Task instructions>
Review the material and extract every line in which the word "freq" occurs.

Provided entries>
[Start of section]

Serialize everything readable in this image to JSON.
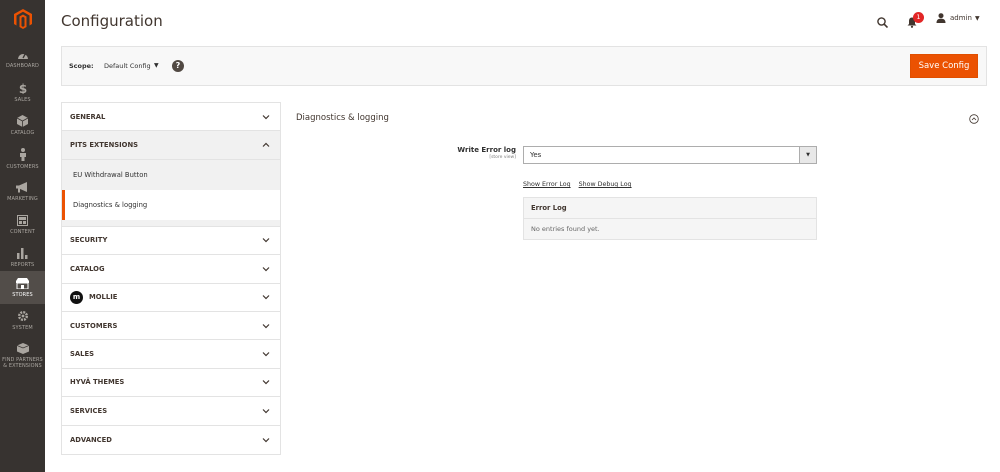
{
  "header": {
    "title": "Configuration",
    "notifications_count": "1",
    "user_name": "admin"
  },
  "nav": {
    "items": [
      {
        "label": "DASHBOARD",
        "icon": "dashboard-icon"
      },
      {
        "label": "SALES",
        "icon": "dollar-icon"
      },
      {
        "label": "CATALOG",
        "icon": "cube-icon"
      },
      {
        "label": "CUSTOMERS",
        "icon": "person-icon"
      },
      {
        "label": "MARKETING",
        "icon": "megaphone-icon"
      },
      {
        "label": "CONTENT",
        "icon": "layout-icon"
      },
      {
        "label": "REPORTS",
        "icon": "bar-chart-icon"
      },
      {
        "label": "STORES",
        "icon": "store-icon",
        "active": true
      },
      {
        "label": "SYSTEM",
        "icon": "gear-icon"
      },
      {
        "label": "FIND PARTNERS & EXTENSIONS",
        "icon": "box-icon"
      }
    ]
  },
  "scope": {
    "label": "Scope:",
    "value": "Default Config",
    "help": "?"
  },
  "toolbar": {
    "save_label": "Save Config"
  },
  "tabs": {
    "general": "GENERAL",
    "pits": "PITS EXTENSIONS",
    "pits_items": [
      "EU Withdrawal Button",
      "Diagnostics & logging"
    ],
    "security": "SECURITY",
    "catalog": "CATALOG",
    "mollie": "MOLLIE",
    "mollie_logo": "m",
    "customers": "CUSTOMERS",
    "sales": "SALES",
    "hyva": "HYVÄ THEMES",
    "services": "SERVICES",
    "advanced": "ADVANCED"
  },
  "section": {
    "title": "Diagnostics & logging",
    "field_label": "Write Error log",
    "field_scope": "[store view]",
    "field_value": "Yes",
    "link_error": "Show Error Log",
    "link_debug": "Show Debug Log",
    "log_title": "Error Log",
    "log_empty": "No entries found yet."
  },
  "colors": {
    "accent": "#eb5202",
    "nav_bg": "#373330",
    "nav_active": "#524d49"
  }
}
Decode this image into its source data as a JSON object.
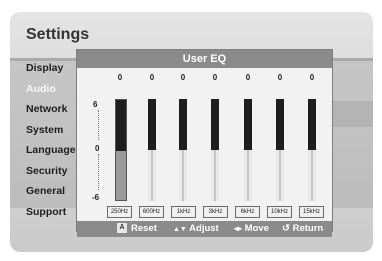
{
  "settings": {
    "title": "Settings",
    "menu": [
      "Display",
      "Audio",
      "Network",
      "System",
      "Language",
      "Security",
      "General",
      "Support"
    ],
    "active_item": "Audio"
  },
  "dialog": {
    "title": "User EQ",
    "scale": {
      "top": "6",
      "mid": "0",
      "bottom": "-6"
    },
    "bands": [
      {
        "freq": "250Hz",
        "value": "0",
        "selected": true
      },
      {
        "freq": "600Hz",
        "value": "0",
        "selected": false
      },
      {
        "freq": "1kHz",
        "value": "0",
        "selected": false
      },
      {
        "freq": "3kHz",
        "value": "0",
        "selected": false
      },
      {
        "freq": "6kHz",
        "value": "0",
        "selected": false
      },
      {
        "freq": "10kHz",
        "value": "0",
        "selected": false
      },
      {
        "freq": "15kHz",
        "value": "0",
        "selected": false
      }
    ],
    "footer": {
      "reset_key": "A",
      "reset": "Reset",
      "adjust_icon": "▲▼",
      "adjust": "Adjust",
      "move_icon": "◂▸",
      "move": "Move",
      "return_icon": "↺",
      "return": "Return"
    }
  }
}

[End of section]

Answer box>
        "freq": "250Hz",
        "freq": "600Hz",
        "freq": "1kHz",
        "freq": "3kHz",
        "freq": "6kHz",
        "freq": "10kHz",
        "freq": "15kHz",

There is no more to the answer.